Update Chrome ASAP Because Google Fixed a Serious Flaw in the Browser’s Default PDF Viewer
A serious vulnerability in Chrome allowed hackers to execute arbitrary code on a target computer by using PDF documents.
Chrome’s arbitrary code execution flaw in the default PDF viewer
Researchers at Cisco Talos limb have discovered an arbitrary code execution flaw in PDFium – the default PDF reader that Google installs automatically in the Chrome browser. Discovered by Aleksandar Nikolic of Cisco, CVE-2016-1681 is a heap buffer overflow that affects PDFium. The vulnerability in the jpeg2000 image parser library (OpenJPEG) triggered an exploitable heap buffer overflow. Researcher said an attacker could have exploited this flaw for arbitrary code execution by embedding a specially crafted jpeg2000 image in a PDF document.
By just viewing a PDF document that includes an embedded image, attacker could have achieved code execution on a target system. A hacker could “place a malicious PDF file on a website and and then redirect victims to the website using either phishing emails or even malvertising,” achieving code execution capabilities.
The flaw is a small error made by Chrome’s developers, Nikolic wrote in a blog post. “An existing assert call in the OpenJPEG library prevents the heap overflow in standalone builds, but in the build included in release versions of Chrome, the assertions are omitted.” When PDFium invoked the OpenJPEG library, this omission created a buffer overflow, letting criminal hackers to start doing their own things.
Nikolic has confirmed that Google has patched the flaw, with a single line of code, “promoting a problematic `assert` to an `if` statement.” The researcher informed Google about the bug on May 19th, which the search giant promptly fixed on May 25th, rating the vulnerability as high severity. Nikolic was awarded $3,000 for the bug findings.

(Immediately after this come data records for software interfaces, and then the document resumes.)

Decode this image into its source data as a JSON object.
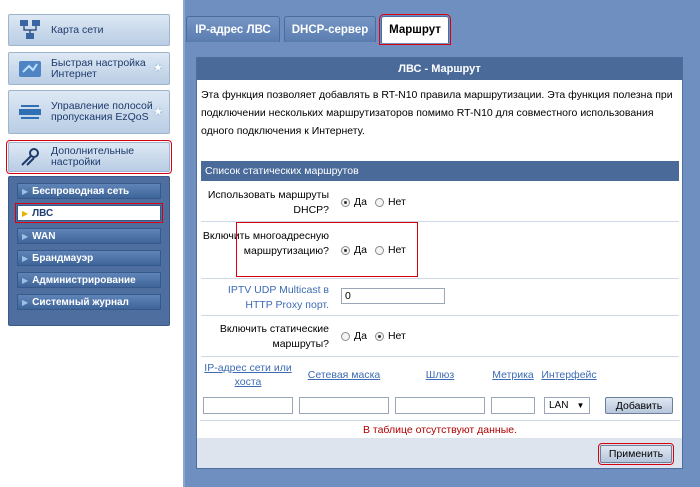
{
  "sidebar": {
    "main_items": [
      {
        "label": "Карта сети",
        "icon": "network-map-icon"
      },
      {
        "label": "Быстрая настройка Интернет",
        "icon": "quick-setup-icon"
      },
      {
        "label": "Управление полосой пропускания EzQoS",
        "icon": "bandwidth-icon"
      },
      {
        "label": "Дополнительные настройки",
        "icon": "wrench-icon"
      }
    ],
    "sub_items": [
      {
        "label": "Беспроводная сеть"
      },
      {
        "label": "ЛВС"
      },
      {
        "label": "WAN"
      },
      {
        "label": "Брандмауэр"
      },
      {
        "label": "Администрирование"
      },
      {
        "label": "Системный журнал"
      }
    ]
  },
  "tabs": [
    {
      "label": "IP-адрес ЛВС"
    },
    {
      "label": "DHCP-сервер"
    },
    {
      "label": "Маршрут"
    }
  ],
  "panel": {
    "title": "ЛВС - Маршрут",
    "description": "Эта функция позволяет добавлять в RT-N10 правила маршрутизации. Эта функция полезна при подключении нескольких маршрутизаторов помимо RT-N10 для совместного использования одного подключения к Интернету.",
    "list_header": "Список статических маршрутов",
    "fields": {
      "dhcp_routes": {
        "label": "Использовать маршруты DHCP?",
        "yes": "Да",
        "no": "Нет",
        "selected": "yes"
      },
      "multicast": {
        "label": "Включить многоадресную маршрутизацию?",
        "yes": "Да",
        "no": "Нет",
        "selected": "yes"
      },
      "iptv": {
        "label": "IPTV UDP Multicast в HTTP Proxy порт.",
        "value": "0"
      },
      "static_routes": {
        "label": "Включить статические маршруты?",
        "yes": "Да",
        "no": "Нет",
        "selected": "no"
      }
    },
    "table": {
      "columns": [
        "IP-адрес сети или хоста",
        "Сетевая маска",
        "Шлюз",
        "Метрика",
        "Интерфейс"
      ],
      "interface_value": "LAN",
      "add_button": "Добавить",
      "empty_text": "В таблице отсутствуют данные."
    },
    "apply_button": "Применить"
  },
  "colors": {
    "accent": "#4a6b9a",
    "frame": "#6e8fbf",
    "highlight": "#d9000d"
  }
}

Users are recommended to update their Chrome browsers to the very latest version 51.0.2704.63 to benefit from this and 41 other security patches.